>>>
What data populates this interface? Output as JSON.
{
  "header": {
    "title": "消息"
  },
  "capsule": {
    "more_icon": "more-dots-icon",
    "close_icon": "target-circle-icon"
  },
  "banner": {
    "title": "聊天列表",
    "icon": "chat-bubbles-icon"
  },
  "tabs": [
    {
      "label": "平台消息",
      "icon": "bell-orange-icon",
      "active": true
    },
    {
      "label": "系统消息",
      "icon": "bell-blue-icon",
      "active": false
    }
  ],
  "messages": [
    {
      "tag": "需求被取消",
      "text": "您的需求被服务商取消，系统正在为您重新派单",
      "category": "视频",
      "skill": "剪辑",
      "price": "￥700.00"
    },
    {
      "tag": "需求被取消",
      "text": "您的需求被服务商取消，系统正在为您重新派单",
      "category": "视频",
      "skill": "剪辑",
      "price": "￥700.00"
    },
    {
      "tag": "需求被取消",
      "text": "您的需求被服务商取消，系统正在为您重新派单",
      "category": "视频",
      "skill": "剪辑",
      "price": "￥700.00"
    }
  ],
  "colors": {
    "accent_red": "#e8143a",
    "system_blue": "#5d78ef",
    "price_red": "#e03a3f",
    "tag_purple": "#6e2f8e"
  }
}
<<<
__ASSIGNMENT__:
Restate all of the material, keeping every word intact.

__PROBLEM SOLUTION__:
What data populates this interface? Output as JSON.
{
  "header": {
    "title": "消息"
  },
  "capsule": {
    "more_icon": "more-dots-icon",
    "close_icon": "target-circle-icon"
  },
  "banner": {
    "title": "聊天列表",
    "icon": "chat-bubbles-icon"
  },
  "tabs": [
    {
      "label": "平台消息",
      "icon": "bell-orange-icon",
      "active": true
    },
    {
      "label": "系统消息",
      "icon": "bell-blue-icon",
      "active": false
    }
  ],
  "messages": [
    {
      "tag": "需求被取消",
      "text": "您的需求被服务商取消，系统正在为您重新派单",
      "category": "视频",
      "skill": "剪辑",
      "price": "￥700.00"
    },
    {
      "tag": "需求被取消",
      "text": "您的需求被服务商取消，系统正在为您重新派单",
      "category": "视频",
      "skill": "剪辑",
      "price": "￥700.00"
    },
    {
      "tag": "需求被取消",
      "text": "您的需求被服务商取消，系统正在为您重新派单",
      "category": "视频",
      "skill": "剪辑",
      "price": "￥700.00"
    }
  ],
  "colors": {
    "accent_red": "#e8143a",
    "system_blue": "#5d78ef",
    "price_red": "#e03a3f",
    "tag_purple": "#6e2f8e"
  }
}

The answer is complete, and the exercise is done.